Entries from a dataset of interfaces

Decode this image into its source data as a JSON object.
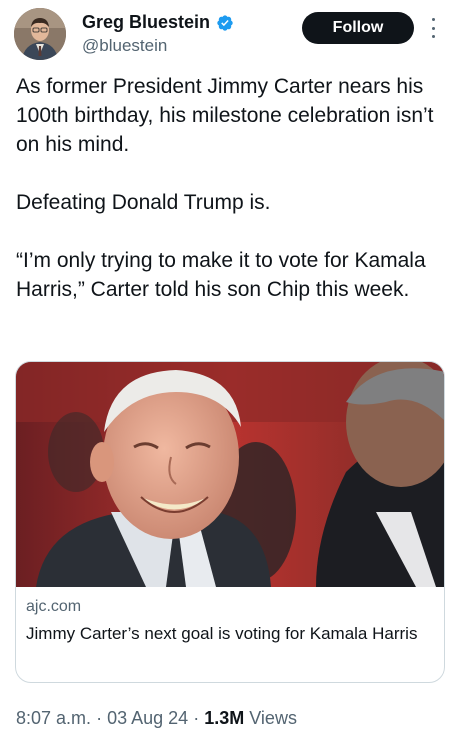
{
  "author": {
    "display_name": "Greg Bluestein",
    "handle": "@bluestein",
    "verified": true,
    "verified_color": "#1d9bf0"
  },
  "actions": {
    "follow_label": "Follow"
  },
  "tweet": {
    "paragraphs": [
      "As former President Jimmy Carter nears his 100th birthday, his milestone celebration isn’t on his mind.",
      "Defeating Donald Trump is.",
      "“I’m only trying to make it to vote for Kamala Harris,” Carter told his son Chip this week."
    ]
  },
  "card": {
    "domain": "ajc.com",
    "title": "Jimmy Carter’s next goal is voting for Kamala Harris"
  },
  "meta": {
    "time": "8:07 a.m.",
    "date": "03 Aug 24",
    "separator": "·",
    "views_count": "1.3M",
    "views_label": "Views"
  },
  "icons": {
    "verified": "verified-badge-icon",
    "more": "more-options-icon"
  }
}
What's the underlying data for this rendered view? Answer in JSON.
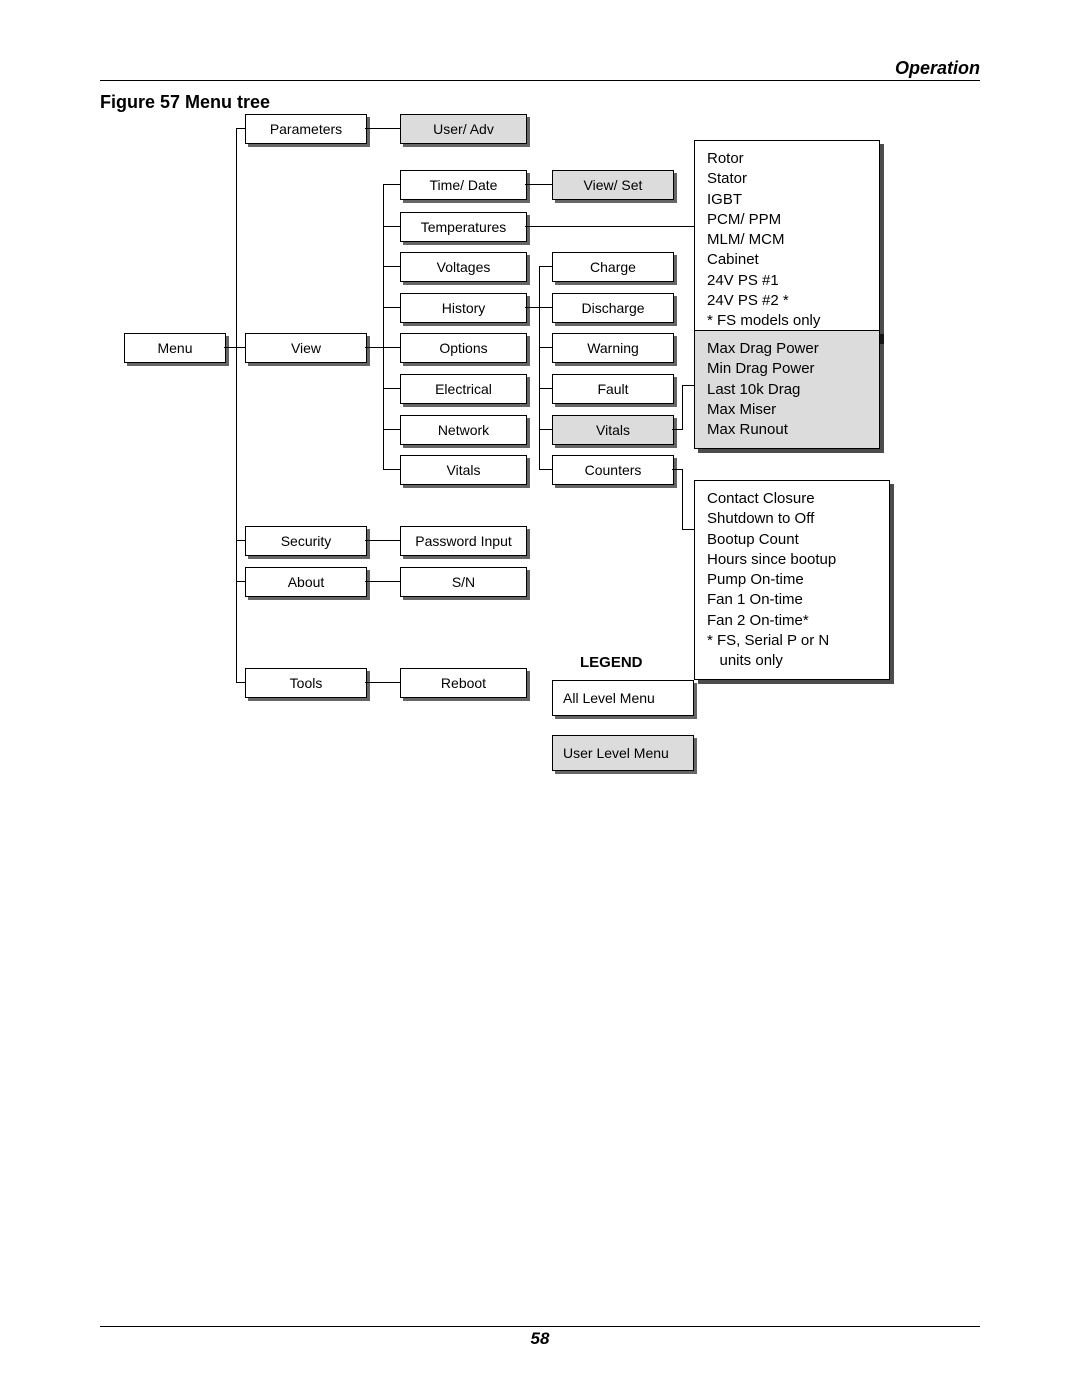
{
  "header": "Operation",
  "figure_label": "Figure 57  Menu tree",
  "page_number": "58",
  "menu": "Menu",
  "level1": {
    "parameters": "Parameters",
    "view": "View",
    "security": "Security",
    "about": "About",
    "tools": "Tools"
  },
  "level2": {
    "user_adv": "User/ Adv",
    "time_date": "Time/ Date",
    "temperatures": "Temperatures",
    "voltages": "Voltages",
    "history": "History",
    "options": "Options",
    "electrical": "Electrical",
    "network": "Network",
    "vitals": "Vitals",
    "password_input": "Password Input",
    "sn": "S/N",
    "reboot": "Reboot"
  },
  "level3": {
    "view_set": "View/ Set",
    "charge": "Charge",
    "discharge": "Discharge",
    "warning": "Warning",
    "fault": "Fault",
    "vitals": "Vitals",
    "counters": "Counters"
  },
  "temps_panel": [
    "Rotor",
    "Stator",
    "IGBT",
    "PCM/ PPM",
    "MLM/ MCM",
    "Cabinet",
    "24V PS #1",
    "24V PS #2 *",
    "*  FS models only"
  ],
  "vitals_panel": [
    "Max Drag Power",
    "Min Drag Power",
    "Last 10k Drag",
    "Max Miser",
    "Max Runout"
  ],
  "counters_panel": [
    "Contact Closure",
    "Shutdown to Off",
    "Bootup Count",
    "Hours since bootup",
    "Pump On-time",
    "Fan 1 On-time",
    "Fan 2 On-time*",
    "*  FS, Serial P or N",
    "   units only"
  ],
  "legend": {
    "title": "LEGEND",
    "all_level": "All Level Menu",
    "user_level": "User Level Menu"
  }
}
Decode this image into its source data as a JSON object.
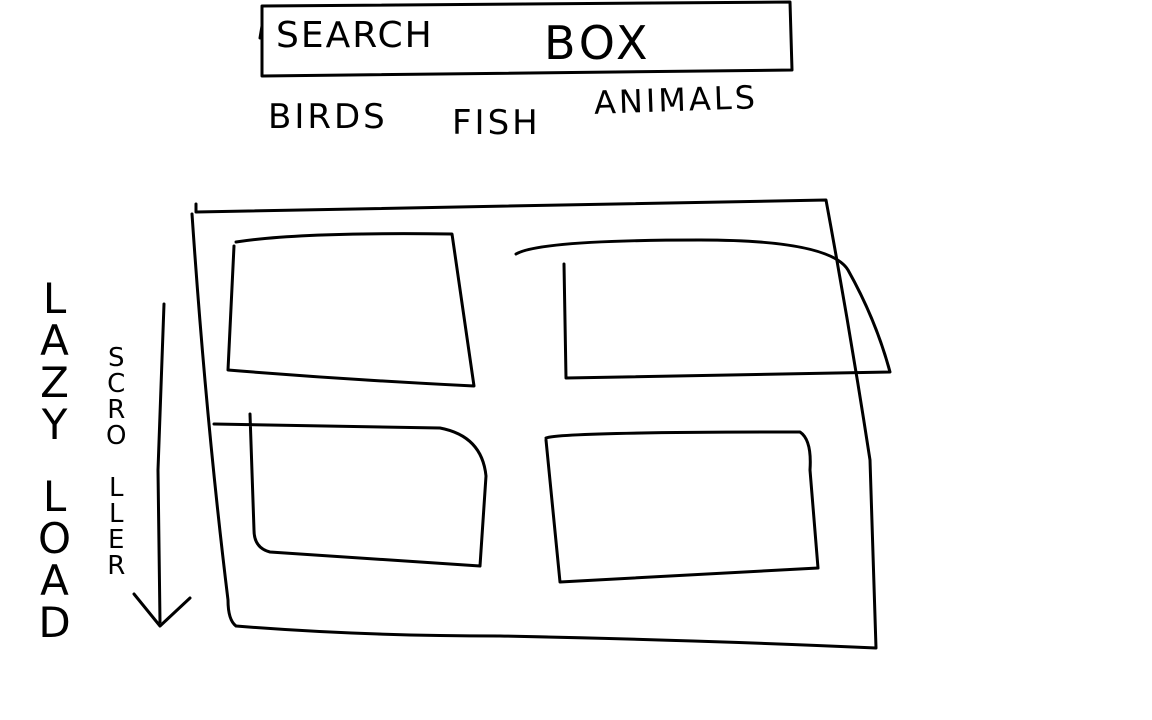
{
  "search": {
    "label_part1": "SEARCH",
    "label_part2": "BOX"
  },
  "tabs": [
    {
      "label": "BIRDS"
    },
    {
      "label": "FISH"
    },
    {
      "label": "ANIMALS"
    }
  ],
  "annotations": {
    "lazy_load_word1": [
      "L",
      "A",
      "Z",
      "Y"
    ],
    "lazy_load_word2": [
      "L",
      "O",
      "A",
      "D"
    ],
    "scroller_word": [
      "S",
      "C",
      "R",
      "O",
      "L",
      "L",
      "E",
      "R"
    ]
  },
  "grid": {
    "card_count": 4
  }
}
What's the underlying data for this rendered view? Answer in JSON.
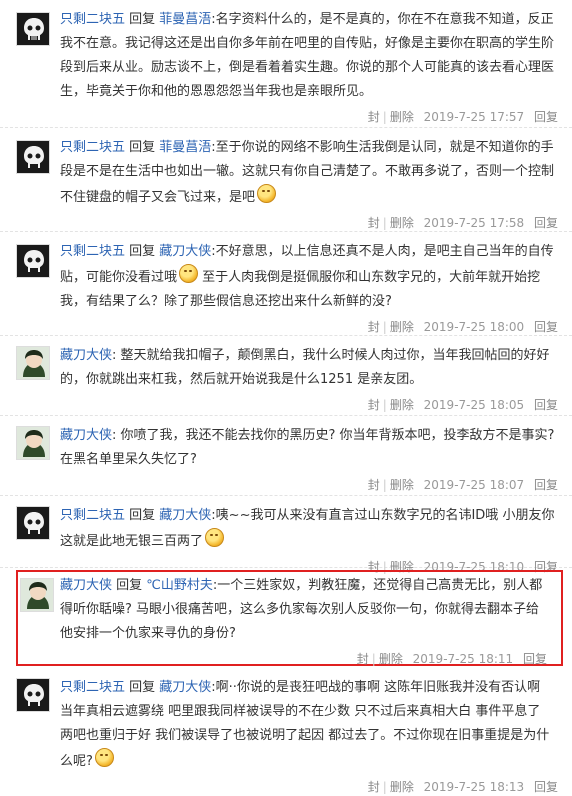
{
  "actions": {
    "feng": "封",
    "delete": "删除",
    "reply": "回复"
  },
  "avatars": {
    "punisher": "punisher-skull-icon",
    "daodao": "anime-character-icon"
  },
  "replies": [
    {
      "avatar": "punisher",
      "author": "只剩二块五",
      "reply_word": "回复",
      "target": "菲曼菖浯",
      "text": ":名字资料什么的，是不是真的，你在不在意我不知道，反正我不在意。我记得这还是出自你多年前在吧里的自传贴，好像是主要你在职高的学生阶段到后来从业。励志谈不上，倒是看着着实生趣。你说的那个人可能真的该去看心理医生，毕竟关于你和他的恩恩怨怨当年我也是亲眼所见。",
      "emoji": false,
      "time": "2019-7-25 17:57"
    },
    {
      "avatar": "punisher",
      "author": "只剩二块五",
      "reply_word": "回复",
      "target": "菲曼菖浯",
      "text": ":至于你说的网络不影响生活我倒是认同，就是不知道你的手段是不是在生活中也如出一辙。这就只有你自己清楚了。不敢再多说了，否则一个控制不住键盘的帽子又会飞过来，是吧",
      "emoji": true,
      "time": "2019-7-25 17:58"
    },
    {
      "avatar": "punisher",
      "author": "只剩二块五",
      "reply_word": "回复",
      "target": "藏刀大侠",
      "text": ":不好意思，以上信息还真不是人肉，是吧主自己当年的自传贴，可能你没看过哦",
      "text2": " 至于人肉我倒是挺佩服你和山东数字兄的，大前年就开始挖我，有结果了么？除了那些假信息还挖出来什么新鲜的没?",
      "emoji": true,
      "time": "2019-7-25 18:00"
    },
    {
      "avatar": "daodao",
      "author": "藏刀大侠",
      "reply_word": "",
      "target": "",
      "text": ": 整天就给我扣帽子，颠倒黑白，我什么时候人肉过你，当年我回帖回的好好的，你就跳出来杠我，然后就开始说我是什么1251 是亲友团。",
      "emoji": false,
      "time": "2019-7-25 18:05"
    },
    {
      "avatar": "daodao",
      "author": "藏刀大侠",
      "reply_word": "",
      "target": "",
      "text": ": 你喷了我，我还不能去找你的黑历史? 你当年背叛本吧，投李敌方不是事实? 在黑名单里呆久失忆了?",
      "emoji": false,
      "time": "2019-7-25 18:07"
    },
    {
      "avatar": "punisher",
      "author": "只剩二块五",
      "reply_word": "回复",
      "target": "藏刀大侠",
      "text": ":咦~~我可从来没有直言过山东数字兄的名讳ID哦 小朋友你这就是此地无银三百两了",
      "emoji": true,
      "time": "2019-7-25 18:10"
    },
    {
      "avatar": "daodao",
      "author": "藏刀大侠",
      "reply_word": "回复",
      "target": "℃山野村夫",
      "text": ":一个三姓家奴，判教狂魔，还觉得自己高贵无比，别人都得听你聒噪? 马眼小很痛苦吧，这么多仇家每次别人反驳你一句，你就得去翻本子给他安排一个仇家来寻仇的身份?",
      "emoji": false,
      "time": "2019-7-25 18:11",
      "highlight": true
    },
    {
      "avatar": "punisher",
      "author": "只剩二块五",
      "reply_word": "回复",
      "target": "藏刀大侠",
      "text": ":啊··你说的是丧狂吧战的事啊 这陈年旧账我并没有否认啊 当年真相云遮雾绕 吧里跟我同样被误导的不在少数 只不过后来真相大白 事件平息了 两吧也重归于好 我们被误导了也被说明了起因 都过去了。不过你现在旧事重提是为什么呢?",
      "emoji": true,
      "time": "2019-7-25 18:13"
    }
  ]
}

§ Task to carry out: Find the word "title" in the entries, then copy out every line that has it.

§ Written answer:
    "title": "Jimmy Carter’s next goal is voting for Kamala Harris"
    "title": "LEGEND",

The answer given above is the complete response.